For example, what are the most important values? Presuming that financial security is an

St. Jeanne Jugan, Foundress of the Little Sisters of the Poor and a patron saint of the elderly

St. Jeanne Jugan, Foundress of the Little Sisters of the Poor and a patron saint of the elderly

important, but not the most important value, how does a family acquire and manage whatever wealth it has, in order to live both comfortably and generously down the generations of a family line? How do its members enjoy the fruits of God’s providence without becoming blind to the material and spiritual poverty of those in their own society and in other parts of the world? How do they place the needs of the poor before their own desires?

In order to begin reflecting upon their lives, the elderly in industrialized societies today might look at Pope Saint John Paul II’s “Letter to the Elderly” (1999). It is a difficult read in places, so I will point out some of the highlights.

In this letter, John Paul II looked back over his life in order to discern its meaning and place his life’s meaning in relation to God. In the second paragraph of the letter John Paul II writes “in my memory I recall the stages of my life, which is bound up with the history of much of this [the 20th] century, and I see before me the faces of countless people, some particularly dear to me: they remind me of ordinary and extraordinary events, and happy times and of situations touched by suffering” (1). The words “bound up with a history of much of this century” are all the more striking when one considers the pope’s role in world events such as the collapse of communism and in the Church’s response to modern secular culture.
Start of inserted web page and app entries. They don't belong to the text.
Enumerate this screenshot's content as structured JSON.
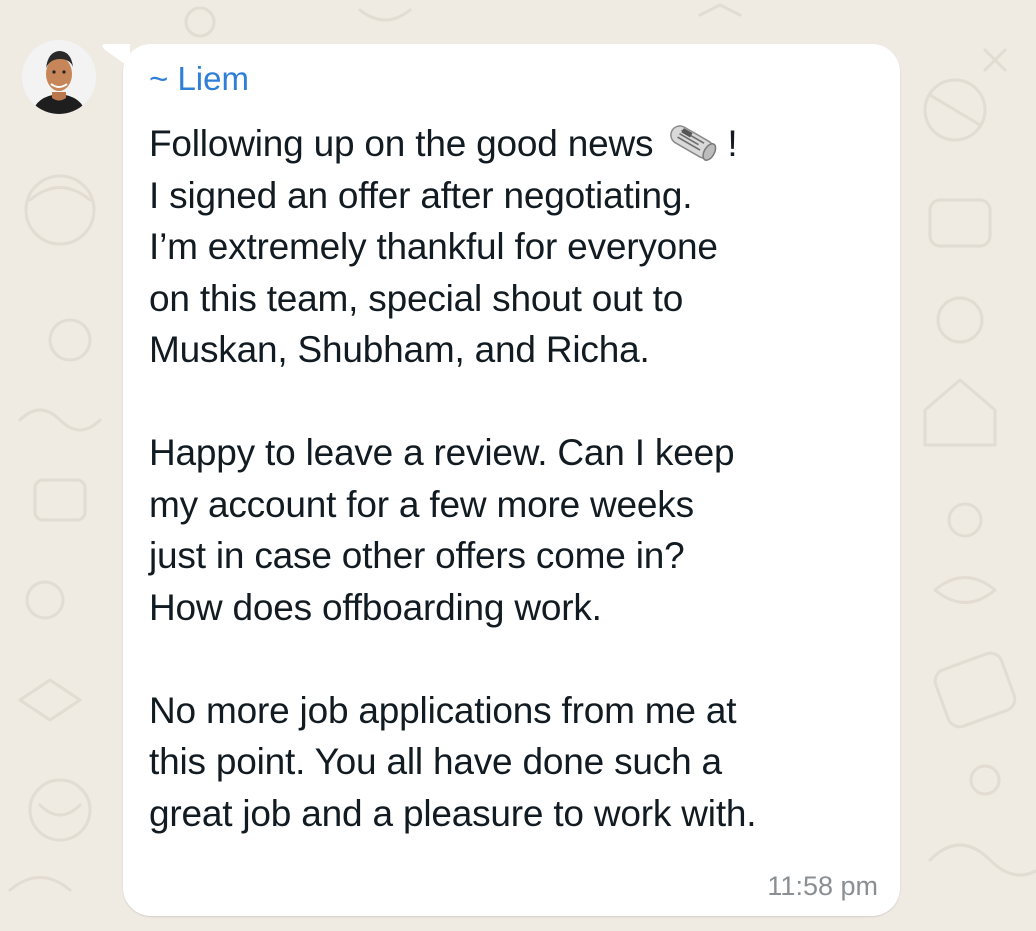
{
  "chat": {
    "background_color": "#efeae2",
    "bubble_color": "#ffffff",
    "accent_color": "#2f7fd6"
  },
  "message": {
    "sender": "~ Liem",
    "line1_before_emoji": "Following up on the good news",
    "emoji_icon": "rolled-up-newspaper-icon",
    "line1_after_emoji": "!",
    "paragraph1_lines": [
      "I signed an offer after negotiating.",
      "I’m extremely thankful for everyone",
      "on this team, special shout out to",
      "Muskan, Shubham, and Richa."
    ],
    "paragraph2_lines": [
      "Happy to leave a review. Can I keep",
      "my account for a few more weeks",
      "just in case other offers come in?",
      "How does offboarding work."
    ],
    "paragraph3_lines": [
      "No more job applications from me at",
      "this point. You all have done such a",
      "great job and a pleasure to work with."
    ],
    "timestamp": "11:58 pm"
  }
}
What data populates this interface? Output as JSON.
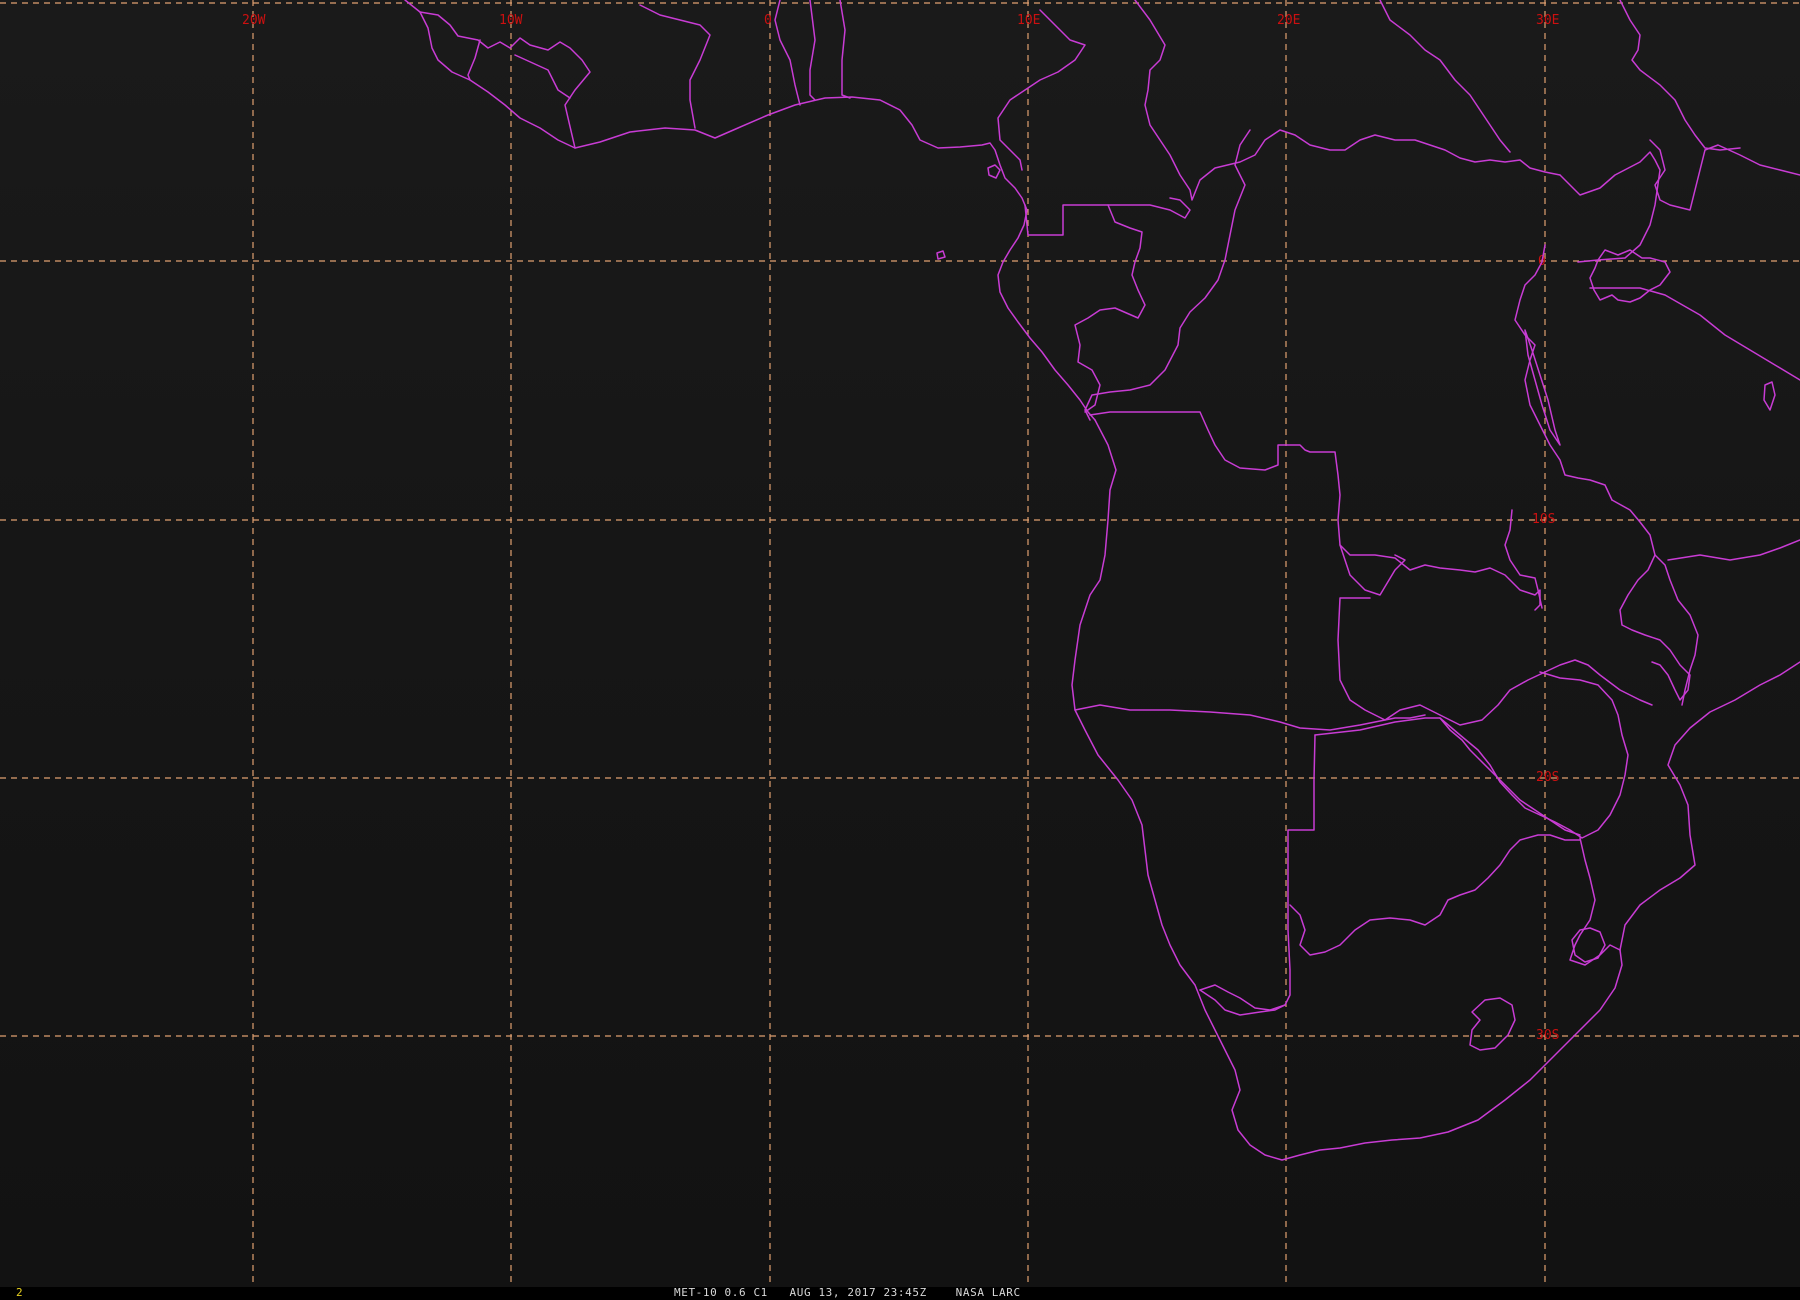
{
  "footer": {
    "frame_number": "2",
    "caption": "MET-10 0.6 C1   AUG 13, 2017 23:45Z    NASA LARC"
  },
  "grid": {
    "longitude_labels": [
      "20W",
      "10W",
      "0",
      "10E",
      "20E",
      "30E"
    ],
    "latitude_labels": [
      "0",
      "10S",
      "20S",
      "30S"
    ]
  },
  "colors": {
    "background": "#121212",
    "grid_lines": "#e0a070",
    "grid_labels": "#cc1010",
    "borders": "#c83cd4",
    "frame_number": "#e6d020",
    "caption": "#d8d8d8"
  }
}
At the same time, the pope’s words reflect an investment of the heart in those whom he has touched and the vulnerability to the loss of friends and loneliness. Finally, this recollection becomes an occasion to recognize that his life has been part of God’s plan and to thank God for all his gifts.

The pope points out the advantages of age. Writing in a conversational tone to his fellow elderly people, he notes that their “retrospective gaze makes possible a more serene and objective evaluation of persons and situations we have met along the way. The passage of time helps us to see our experiences in a clearer light and softens their painful side ” (2, emphasis added) For this reason the elderly are “guardians of shared memory” and “the privileged interpreters of that body of ideals and common values which support and guide life in society” (10).
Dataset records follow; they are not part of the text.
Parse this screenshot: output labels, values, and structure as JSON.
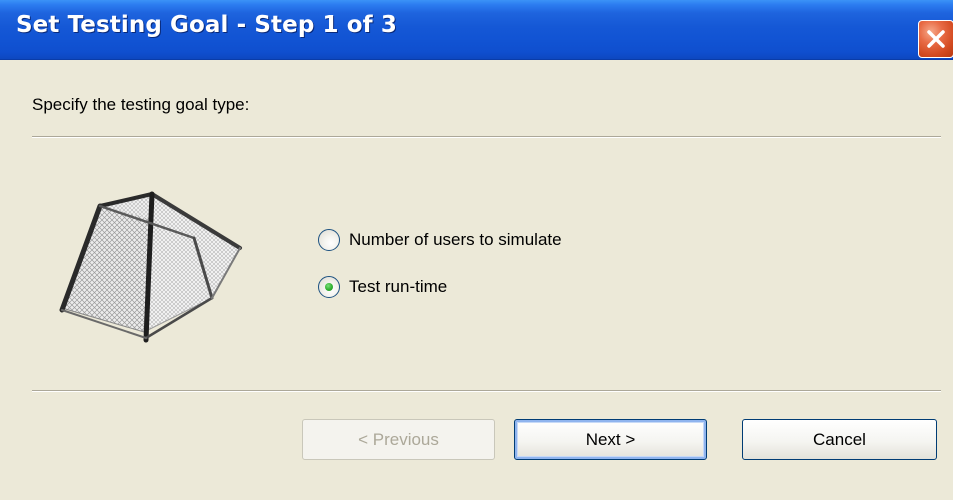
{
  "window": {
    "title": "Set Testing Goal - Step 1 of 3"
  },
  "icons": {
    "close": "close-icon",
    "goal": "soccer-goal-icon"
  },
  "colors": {
    "titlebar": "#1558D6",
    "dialog_background": "#ECE9D8",
    "close_button": "#D34A20",
    "radio_selected_dot": "#30B030",
    "disabled_text": "#ACA899"
  },
  "content": {
    "prompt": "Specify the testing goal type:",
    "options": [
      {
        "label": "Number of users to simulate",
        "selected": false
      },
      {
        "label": "Test run-time",
        "selected": true
      }
    ]
  },
  "buttons": {
    "previous": {
      "label": "< Previous",
      "enabled": false
    },
    "next": {
      "label": "Next >",
      "enabled": true
    },
    "cancel": {
      "label": "Cancel",
      "enabled": true
    }
  }
}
The pope also offers moral and theological principles necessary for grasping the meanings of one’s life and of the history of one’s own time in relation to God’s love and God’s plan. For example, in reviewing one’s life and the history of one’s own time, it is important to look for how God and man bring good from evil: “Like so many other times in history, our own has registered lights and shadows. Not all has been bleak. Many positive aspects have counterbalanced the negative, or have emerged from the negative has a beneficial reaction on the part of the collective consciousness” (3).

The pope acknowledges the hard lessons of the past. For example, he reminds us that “it would be both unjust and dangerous to forget… that unprecedented sufferings have affected the lives of millions and millions of people [as in World War II]” (3). He values the “blunt realism” that comes with age, and is reflected in the biblical proverb “all is vanity” (6; quoting Ecclesiastes 1:2). For him, this blunt realism is part of scripture’s overall “positive vision of the value of life” and its history of great deeds performed by God working through human beings, including the elderly.

Sixteen years after the “Letter to the Elderly,” Pope Francis asks the Church and the world for a dialogue about how to develop an integral ecology that lifts the poor from poverty without destroying the environment. The elderly in industrialized societies, which have both fostered economic growth and attempted to address the environmental problems it has causes, should make a contribution to this dialogue an important part of their legacy.

Grattan Brown teaches Ministry to the Aging, Sick and Dying for Saint Joseph’s College Online.